Day 1 was a wet one but after that we’ve been sunbathing most of the time when not doing battle on Lossie, Carse of Ardersier and Culbin so far. If you’re stuck back in Aberdeen, chained to your desk, but want to see what we’ve been up to then check out the Moray 2013 website results and reports etc.
A lavish prize awaits the first person to spot a GRAMP in Chris Spencer’s photo galleries and tell us which day and which photo via a comment added to this post.
You’ll all have heard about Ash Dieback by now and seen the round robin from BOF that Ian circulated a while ago with advice on how we can help prevent the spread of this and other tree diseases. Here’s a little reminder of how we as orienteers (who are therefore more likely to visit parts of the woods most others never reach), can help prevent the spread – and it’s really worth paying more attention this time as the spring/summer weather tempts us all out and about and especially as Glen Dye has been confirmed as victim of an outbreak of a similar disease affecting larch.
You can help by following these guidelines whether orienteering or just out for a walk:
If you want more info on tree diseases then here are a few links or you can ask our resident biosecurity expert, Gen.
Poster showing spread of identified outbreaks throughout Britain as of Feb 2103
Juniper Dieback – many of the areas we use have juniper
Phytophthora ramorum – Latin for “the larch one”
Chalara fraxinea – Latin for “the ash one”
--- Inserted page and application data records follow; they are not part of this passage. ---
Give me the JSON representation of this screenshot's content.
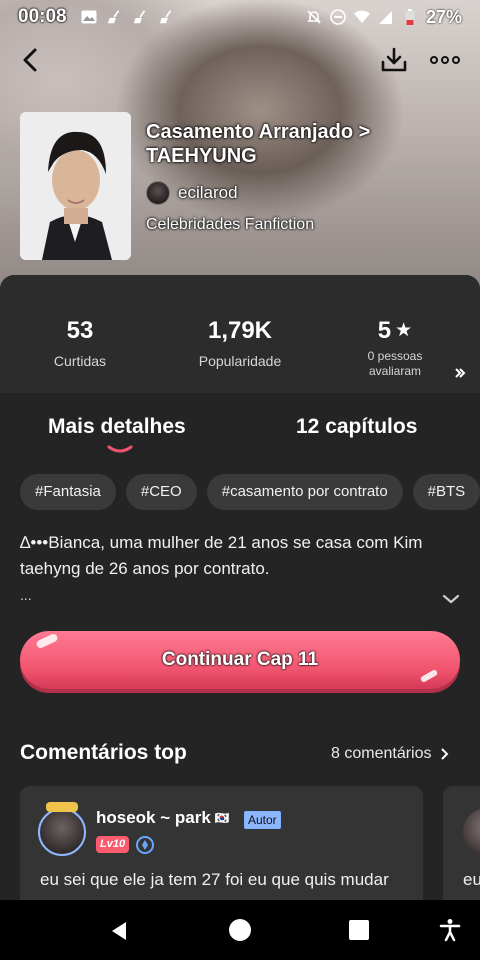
{
  "status_bar": {
    "time": "00:08",
    "battery": "27%",
    "icons": [
      "image-icon",
      "broom-icon",
      "broom-icon",
      "broom-icon",
      "mute-icon",
      "dnd-icon",
      "wifi-icon",
      "signal-icon",
      "battery-icon"
    ]
  },
  "header": {
    "icons": {
      "back": "back-arrow-icon",
      "download": "download-icon",
      "more": "more-icon"
    }
  },
  "book": {
    "title": "Casamento Arranjado > TAEHYUNG",
    "author": "ecilarod",
    "category": "Celebridades Fanfiction"
  },
  "stats": {
    "likes": {
      "value": "53",
      "label": "Curtidas"
    },
    "popularity": {
      "value": "1,79K",
      "label": "Popularidade"
    },
    "rating": {
      "value": "5",
      "label_line1": "0 pessoas",
      "label_line2": "avaliaram"
    }
  },
  "tabs": {
    "details": "Mais detalhes",
    "chapters": "12 capítulos"
  },
  "tags": [
    "#Fantasia",
    "#CEO",
    "#casamento por contrato",
    "#BTS"
  ],
  "synopsis": {
    "line1": "∆•••Bianca, uma mulher de 21 anos se casa com Kim",
    "line2": "taehyng de 26 anos por contrato.",
    "ellipsis": "..."
  },
  "continue_button": "Continuar Cap 11",
  "comments": {
    "heading": "Comentários top",
    "count_link": "8 comentários",
    "items": [
      {
        "user": "hoseok ~ park",
        "flag": "🇰🇷",
        "author_badge": "Autor",
        "level": "Lv10",
        "text": "eu sei que ele ja tem 27 foi eu que quis mudar"
      },
      {
        "text": "eu"
      }
    ]
  },
  "colors": {
    "accent": "#f2556f",
    "panel": "#242424",
    "tag_bg": "#3a3a3a"
  }
}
Unlike Foot and Mouth, the effects of these diseases aren’t so easy to see so easily forgotten about. Please remember and help orienteering to maintain its good reputation with landowners by doing your bit. Thanks.